* _What is being asked_: Whenever a line in this data holds the word "innovative", report that line in full.
----
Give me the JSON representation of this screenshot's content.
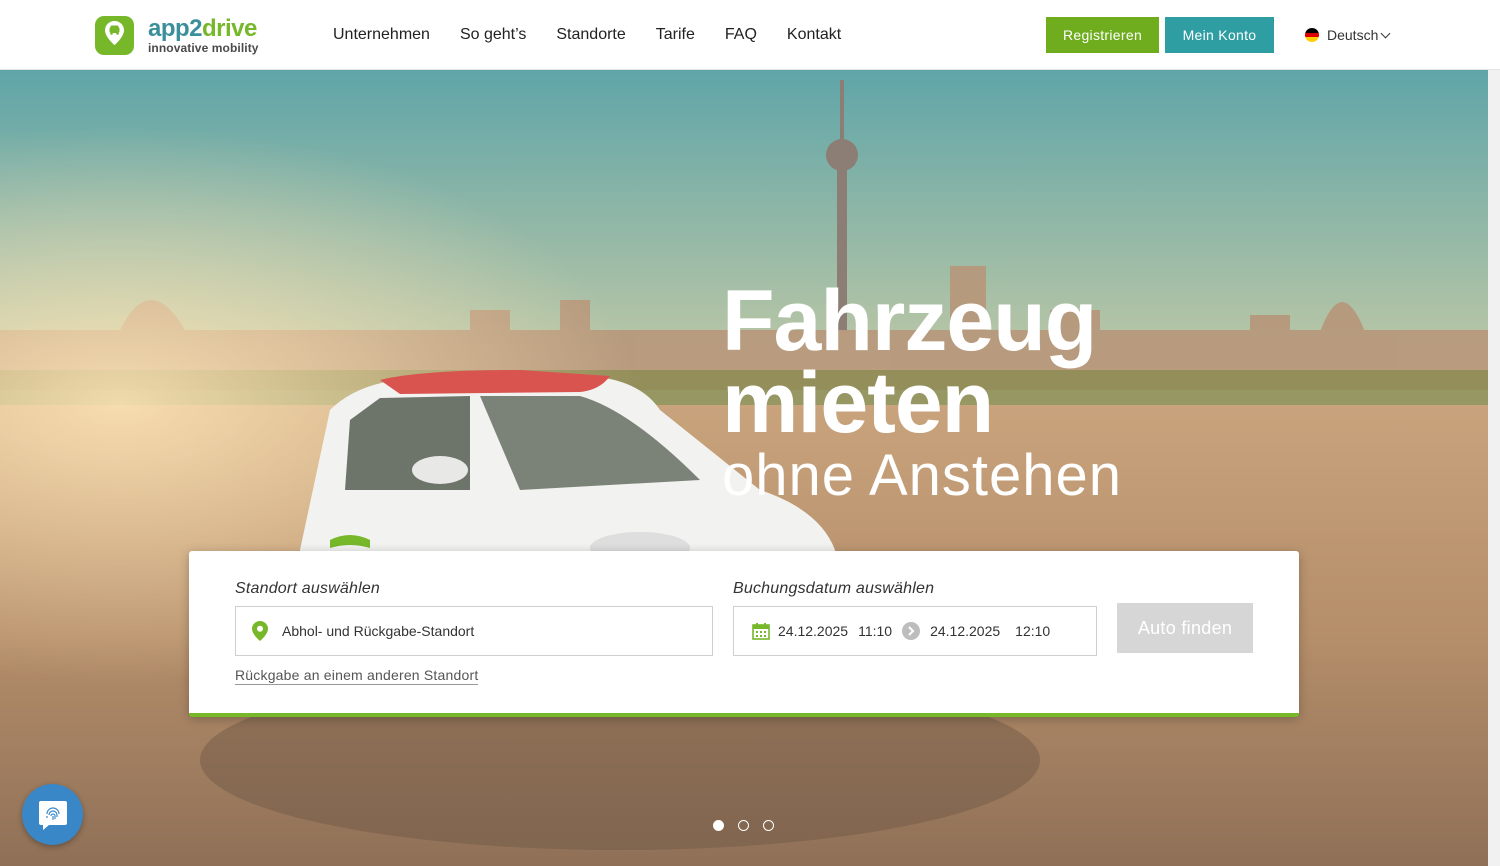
{
  "header": {
    "logo": {
      "title_part1": "app2",
      "title_part2": "drive",
      "subtitle": "innovative mobility"
    },
    "nav": [
      "Unternehmen",
      "So geht’s",
      "Standorte",
      "Tarife",
      "FAQ",
      "Kontakt"
    ],
    "register_label": "Registrieren",
    "account_label": "Mein Konto",
    "language": "Deutsch"
  },
  "hero": {
    "headline_line1": "Fahrzeug",
    "headline_line2": "mieten",
    "subheadline": "ohne Anstehen"
  },
  "search": {
    "location_label": "Standort auswählen",
    "location_value": "Abhol- und Rückgabe-Standort",
    "return_link": "Rückgabe an einem anderen Standort",
    "date_label": "Buchungsdatum auswählen",
    "start_date": "24.12.2025",
    "start_time": "11:10",
    "end_date": "24.12.2025",
    "end_time": "12:10",
    "submit_label": "Auto finden"
  },
  "slider": {
    "count": 3,
    "active_index": 0
  },
  "colors": {
    "green": "#76b82a",
    "teal": "#2f9ea3",
    "chat_blue": "#3a87c8"
  },
  "icons": [
    "logo-pin-icon",
    "location-pin-icon",
    "calendar-icon",
    "arrow-right-icon",
    "chevron-down-icon",
    "fingerprint-chat-icon"
  ]
}
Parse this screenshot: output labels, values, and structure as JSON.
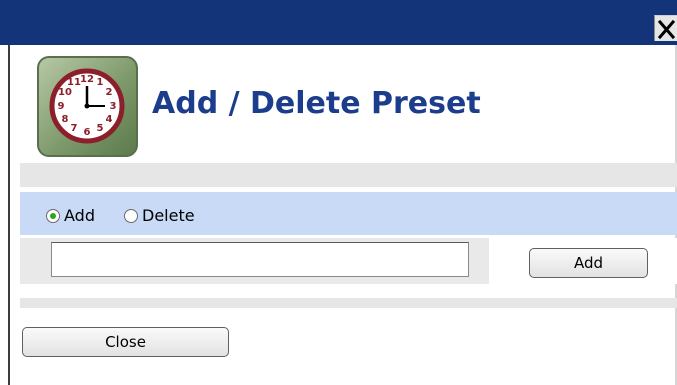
{
  "window": {
    "close_glyph": "✕",
    "title_bar_color": "#14347a"
  },
  "header": {
    "icon": "clock-icon",
    "title": "Add / Delete Preset",
    "title_color": "#1c3c8c"
  },
  "mode": {
    "options": [
      {
        "label": "Add",
        "checked": true
      },
      {
        "label": "Delete",
        "checked": false
      }
    ],
    "row_color": "#c8daf5"
  },
  "preset_input": {
    "value": "",
    "placeholder": ""
  },
  "buttons": {
    "add_label": "Add",
    "close_label": "Close"
  }
}
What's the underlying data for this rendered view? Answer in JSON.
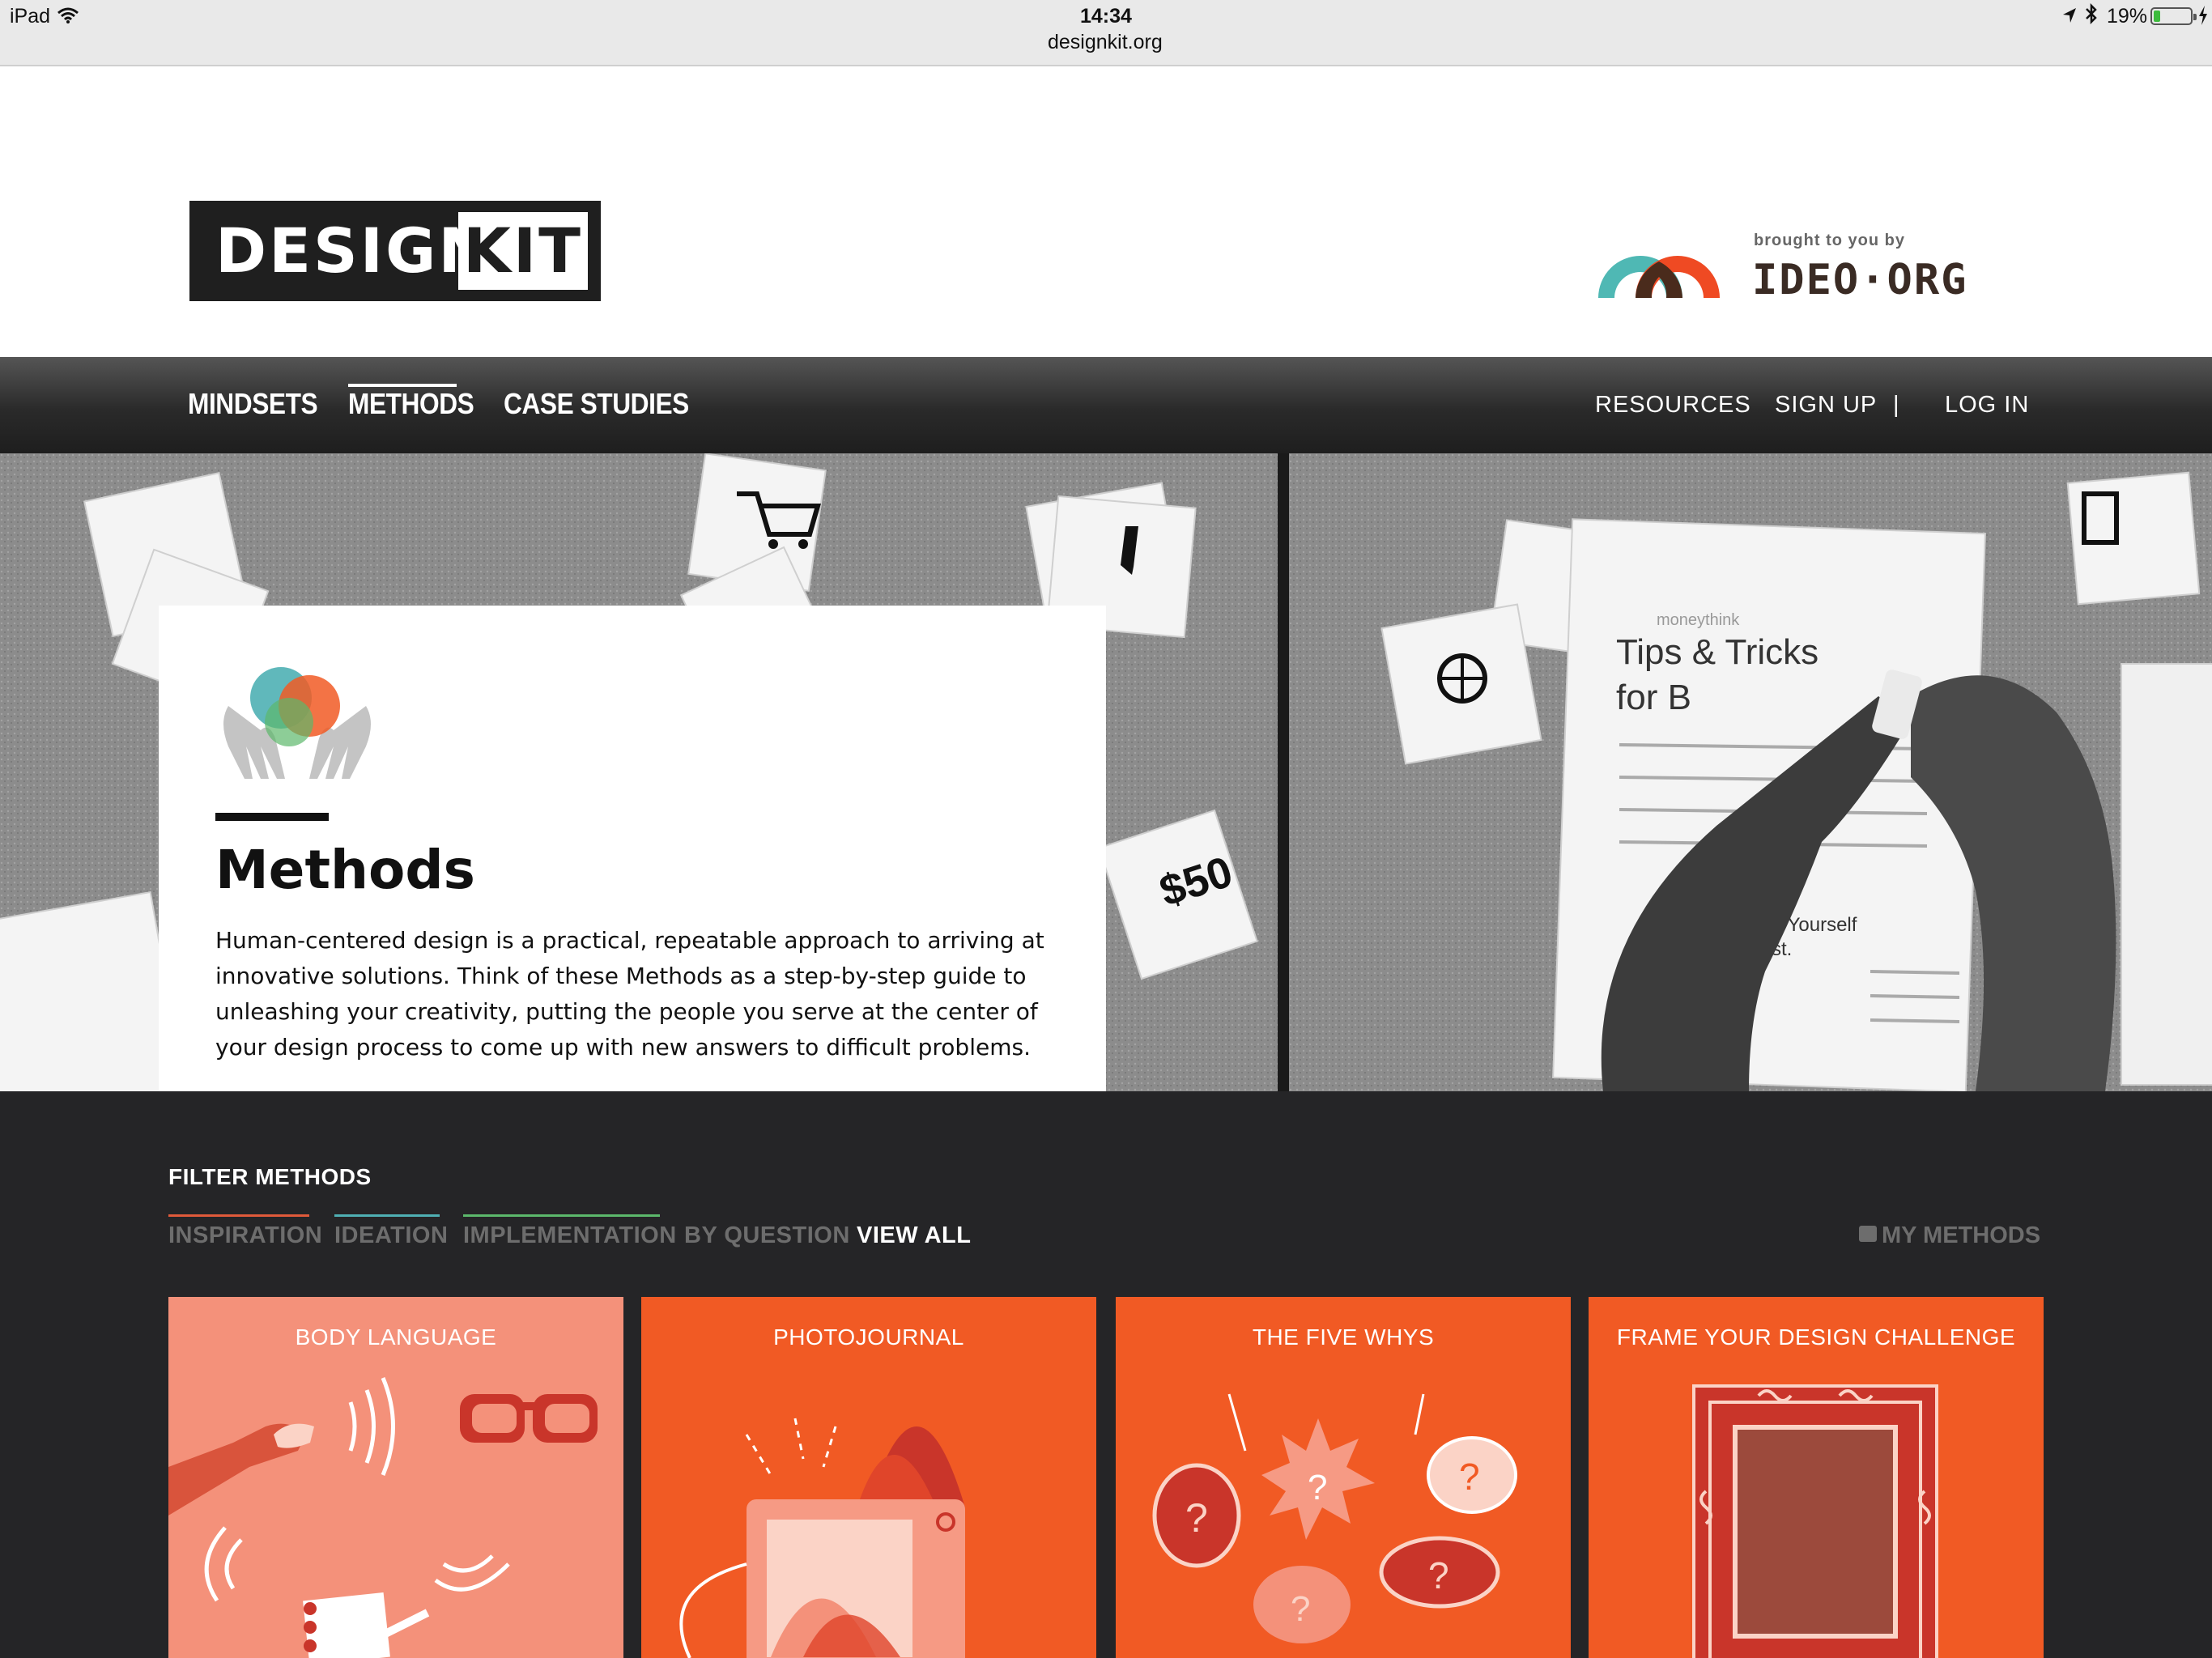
{
  "status_bar": {
    "device": "iPad",
    "time": "14:34",
    "url": "designkit.org",
    "battery": "19%",
    "battery_level": 0.19
  },
  "header": {
    "logo_word_1": "DESIGN",
    "logo_word_2": "KIT",
    "brought_by": "brought to you by",
    "partner_name": "IDEO·ORG"
  },
  "nav": {
    "left": [
      "MINDSETS",
      "METHODS",
      "CASE STUDIES"
    ],
    "active": "METHODS",
    "right": [
      "RESOURCES",
      "SIGN UP",
      "|",
      "LOG IN"
    ]
  },
  "hero": {
    "title": "Methods",
    "description": "Human-centered design is a practical, repeatable approach to arriving at innovative solutions. Think of these Methods as a step-by-step guide to unleashing your creativity, putting the people you serve at the center of your design process to come up with new answers to difficult problems.",
    "photo_text": [
      "Tips & Tricks",
      "for B",
      "moneythink",
      "$50",
      "Pay Yourself",
      "First."
    ]
  },
  "filter": {
    "title": "FILTER METHODS",
    "tabs": [
      {
        "label": "INSPIRATION",
        "color": "#e05a3a"
      },
      {
        "label": "IDEATION",
        "color": "#4fb0b4"
      },
      {
        "label": "IMPLEMENTATION",
        "color": "#5cb86b"
      },
      {
        "label": "BY QUESTION",
        "color": ""
      },
      {
        "label": "VIEW ALL",
        "color": ""
      }
    ],
    "my_methods": "MY METHODS"
  },
  "methods": [
    {
      "title": "BODY LANGUAGE",
      "bg": "#f4917a"
    },
    {
      "title": "PHOTOJOURNAL",
      "bg": "#f15a24"
    },
    {
      "title": "THE FIVE WHYS",
      "bg": "#f15a24"
    },
    {
      "title": "FRAME YOUR DESIGN CHALLENGE",
      "bg": "#f15a24"
    }
  ],
  "colors": {
    "accent_orange": "#f15a24",
    "accent_salmon": "#f4917a",
    "dark_bg": "#252527",
    "teal": "#4fb0b4"
  }
}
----
* _Task solution_:
      "subtitle": "innovative mobility"
    "description": "Human-centered design is a practical, repeatable approach to arriving at innovative solutions. Think of these Methods as a step-by-step guide to unleashing your creativity, putting the people you serve at the center of your design process to come up with new answers to difficult problems.",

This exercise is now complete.